“While several factors have been associated with type 1 diabetes, none of the associations are of a magnitude that can explain the rapid increase in incidence alone,” Norris said. “Moreover, evidence of the changing prevalence of these same exposures over time is not convincing nor consistent.”
When I spoke with Dr. David Leslie, a researcher at the Blizard Institute in London who has devoted much of his career to exploring the non-genetic causes of diabetes, he told me that he thought there were likely to be two major non-genetic culprits: virus and diet.
“Non-genetic factors tend to be dietary or viruses. I’ve gotten in trouble for saying ‘dietary’ on the radio, because parents think that you’re blaming them. And I am usually very negative about viruses, because whenever a doctor doesn’t know what he’s doing, he always says it’s a virus. But the reality is that I think it probably is a virus.”
The interactions between all these different factors are likely to be impossibly complex. If beta cell destruction can be touched off by an initial viral infection (which may occur years previous to diagnosis), environmental, genetic and lifestyle factors will then contribute to the progression in ways that experts can only begin to guess at.
But in a country that has also seen precipitous increases in Type 2 diabetes, especially among children of racial/ethnic minority populations, it is natural to wonder if the triggers of that related malady can be involved in the progression of Type 1 diabetes.
We already know that poor food choices can have dramatic health consequences. We also know that ethnic and racial minority populations in the US tend “to have poorer nutrient profiles and dietary behaviors” relative to whites.

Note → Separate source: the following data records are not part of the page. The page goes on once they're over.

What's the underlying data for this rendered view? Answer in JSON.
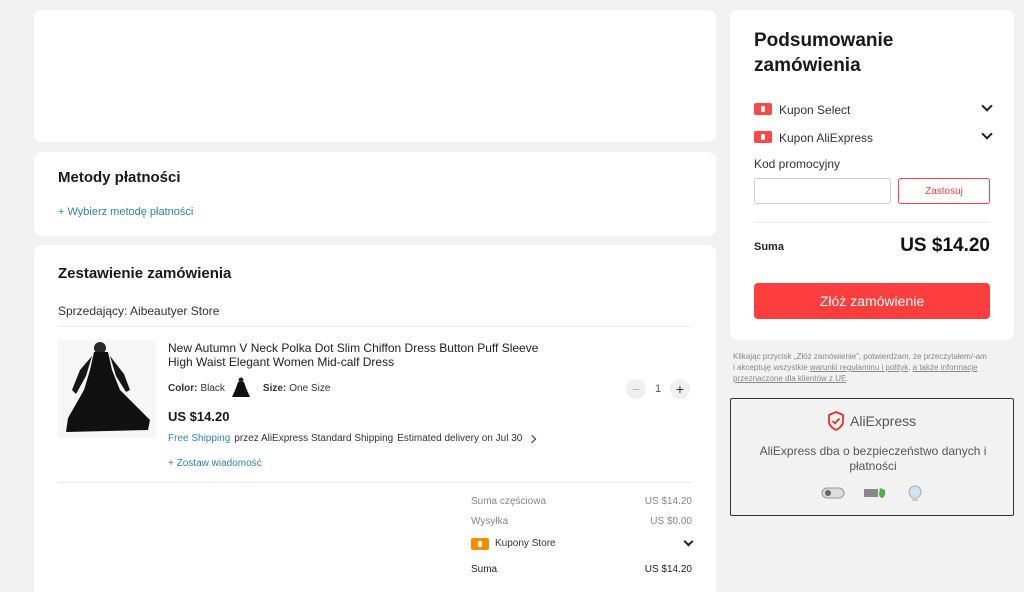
{
  "payment": {
    "title": "Metody płatności",
    "choose_link": "+ Wybierz metodę płatności"
  },
  "order": {
    "title": "Zestawienie zamówienia",
    "seller_label": "Sprzedający: Aibeautyer Store",
    "product": {
      "name_line1": "New Autumn V Neck Polka Dot Slim Chiffon Dress Button Puff Sleeve",
      "name_line2": "High Waist Elegant Women Mid-calf Dress",
      "color_label": "Color:",
      "color_value": "Black",
      "size_label": "Size:",
      "size_value": "One Size",
      "price": "US $14.20",
      "quantity": "1",
      "free_shipping": "Free Shipping",
      "shipping_detail": "przez AliExpress Standard Shipping",
      "delivery": "Estimated delivery on Jul 30",
      "leave_message": "+ Zostaw wiadomość"
    },
    "totals": {
      "subtotal_label": "Suma częściowa",
      "subtotal_value": "US $14.20",
      "shipping_label": "Wysyłka",
      "shipping_value": "US $0.00",
      "store_coupons_label": "Kupony Store",
      "sum_label": "Suma",
      "sum_value": "US $14.20"
    }
  },
  "summary": {
    "title_line1": "Podsumowanie",
    "title_line2": "zamówienia",
    "coupon_select": "Kupon Select",
    "coupon_aliexpress": "Kupon AliExpress",
    "promo_label": "Kod promocyjny",
    "promo_placeholder": "",
    "apply_button": "Zastosuj",
    "total_label": "Suma",
    "total_value": "US $14.20",
    "place_order": "Złóż zamówienie"
  },
  "legal": {
    "line1": "Klikając przycisk „Złóż zamówienie”, potwierdzam, że przeczytałem/-am",
    "line2_prefix": "i akceptuję wszystkie ",
    "line2_link": "warunki regulaminu i polityk",
    "line2_mid": ", ",
    "line2_link2": "a także informacje",
    "line3_link": "przeznaczone dla klientów z UE",
    "line3_suffix": "."
  },
  "security": {
    "brand": "AliExpress",
    "text_line1": "AliExpress dba o bezpieczeństwo danych i",
    "text_line2": "płatności"
  },
  "colors": {
    "accent_red": "#fd3e3e",
    "link_blue": "#2d86a5"
  }
}
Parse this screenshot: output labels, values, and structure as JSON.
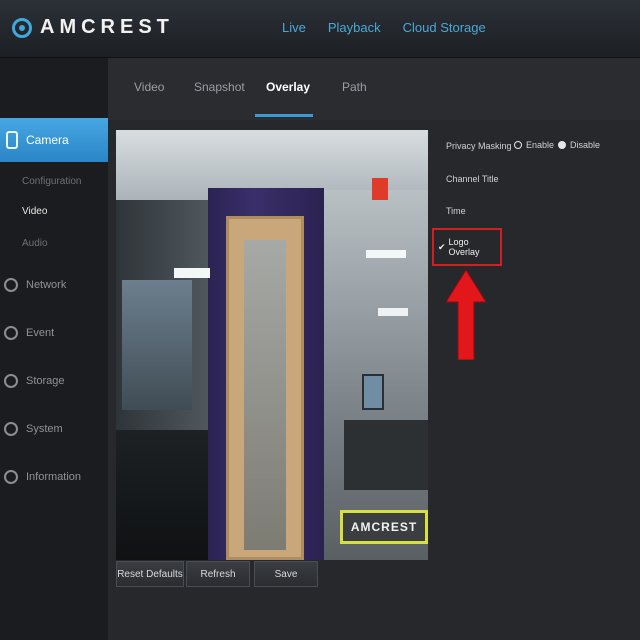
{
  "header": {
    "brand": "AMCREST",
    "nav": [
      "Live",
      "Playback",
      "Cloud Storage"
    ]
  },
  "sidebar": {
    "active": "Camera",
    "sub_items": [
      "Configuration",
      "Video",
      "Audio"
    ],
    "active_sub": "Video",
    "items": [
      "Network",
      "Event",
      "Storage",
      "System",
      "Information"
    ]
  },
  "tabs": [
    "Video",
    "Snapshot",
    "Overlay",
    "Path"
  ],
  "active_tab": "Overlay",
  "video_overlay_logo": "AMCREST",
  "buttons": [
    "Reset Defaults",
    "Refresh",
    "Save"
  ],
  "panel": {
    "privacy_masking": "Privacy Masking",
    "enable": "Enable",
    "disable": "Disable",
    "channel_title": "Channel Title",
    "time": "Time",
    "logo_overlay": "Logo Overlay",
    "check": "✔"
  },
  "colors": {
    "accent": "#3a9ad6",
    "highlight": "#d11f24"
  }
}
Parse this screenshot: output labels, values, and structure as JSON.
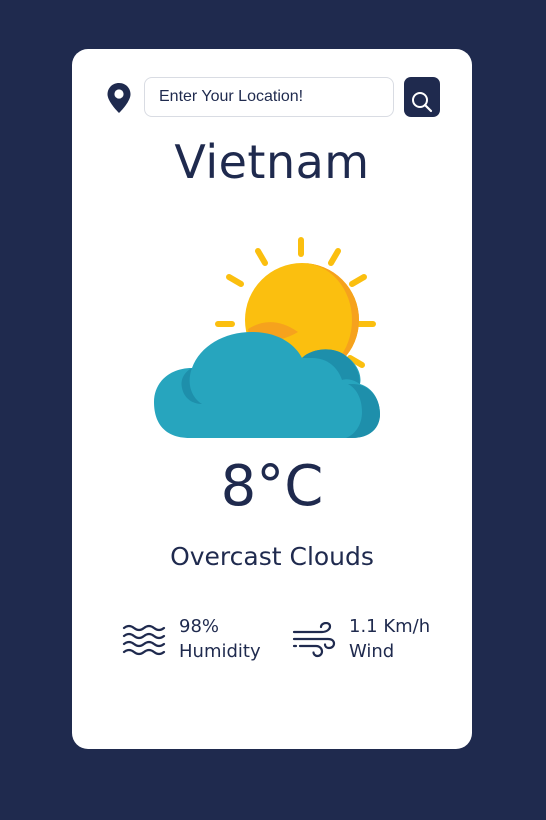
{
  "search": {
    "placeholder": "Enter Your Location!",
    "value": ""
  },
  "location": {
    "city": "Vietnam"
  },
  "weather": {
    "icon": "partly-cloudy-sun-icon",
    "temperature": "8°C",
    "description": "Overcast Clouds"
  },
  "stats": {
    "humidity": {
      "value": "98%",
      "label": "Humidity",
      "icon": "waves-icon"
    },
    "wind": {
      "value": "1.1 Km/h",
      "label": "Wind",
      "icon": "wind-icon"
    }
  },
  "colors": {
    "background": "#1f2a4e",
    "card": "#ffffff",
    "text": "#1f2a4e",
    "sun": "#fbbf0f",
    "cloud": "#27a5be"
  }
}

It’s well beyond the scope of this article to examine the reasons why, but possibilities include cultural factors such as food traditions and socioeconomic factors (proximity to fast food, distance from healthier shopping options), among others. Could diet disparity help explain the greater rise of T1D diagnoses in these populations?
It’s not impossible. Studies have shown that excessive sugar intake can “exacerbate the later stage of type 1 diabetes development” among children who already have a high genetic risk of developing the condition, and that “higher energy intake and larger body size were independently associated with increased [Type 1] diabetes risk.”

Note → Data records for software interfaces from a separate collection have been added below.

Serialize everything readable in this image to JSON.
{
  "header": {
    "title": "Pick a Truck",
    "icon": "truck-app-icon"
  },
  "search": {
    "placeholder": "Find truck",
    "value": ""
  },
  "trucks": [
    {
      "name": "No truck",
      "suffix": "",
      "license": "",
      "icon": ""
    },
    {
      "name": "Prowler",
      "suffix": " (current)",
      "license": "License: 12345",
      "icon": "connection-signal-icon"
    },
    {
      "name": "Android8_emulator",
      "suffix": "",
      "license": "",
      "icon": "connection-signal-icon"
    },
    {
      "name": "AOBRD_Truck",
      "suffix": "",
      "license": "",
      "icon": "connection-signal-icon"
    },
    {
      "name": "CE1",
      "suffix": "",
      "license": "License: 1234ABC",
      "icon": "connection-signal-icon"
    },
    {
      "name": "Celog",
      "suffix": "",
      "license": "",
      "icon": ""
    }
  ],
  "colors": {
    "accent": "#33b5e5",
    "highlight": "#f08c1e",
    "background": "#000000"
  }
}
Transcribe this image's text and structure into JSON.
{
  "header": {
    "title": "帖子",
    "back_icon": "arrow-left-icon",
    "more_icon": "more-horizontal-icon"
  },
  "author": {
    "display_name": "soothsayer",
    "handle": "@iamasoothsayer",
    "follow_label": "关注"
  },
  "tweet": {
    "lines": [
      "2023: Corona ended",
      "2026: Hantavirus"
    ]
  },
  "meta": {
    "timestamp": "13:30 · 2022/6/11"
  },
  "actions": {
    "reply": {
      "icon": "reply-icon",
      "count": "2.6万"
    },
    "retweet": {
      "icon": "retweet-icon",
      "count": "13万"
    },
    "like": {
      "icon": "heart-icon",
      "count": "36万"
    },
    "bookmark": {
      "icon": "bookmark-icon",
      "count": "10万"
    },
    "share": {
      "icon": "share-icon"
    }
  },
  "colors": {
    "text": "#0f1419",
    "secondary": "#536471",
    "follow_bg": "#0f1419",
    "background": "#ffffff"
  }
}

There’s a mechanism to explain how this might work, often referred to as the beta-cell stress hypothesis. The idea is that beta cells, already beleaguered by the autoimmunity characterized by the earliest stages of T1D, are finally exhausted and eventually rendered inoperable by other factors. These other factors could involve inflammation, stress, and infections, but also obesity, insulin resistance, and dietary glucose overload.
Simply put, the metabolic dysfunction that results from a poor diet and obesity may hasten the speed with which T1D develops, and, in borderline cases, may even make the difference between developing full-blown T1D and not.
To be clear, poor diet is likely only one factor among the many that may contribute to the development of T1D, most of which are unpredictable and totally out of anyone’s control. But the unchecked rise of T1D in America should be a major cause of concern. Diet and lifestyle are not out of our control, and if there’s something we can do as a society to slow that rise, it’s well worth thinking about.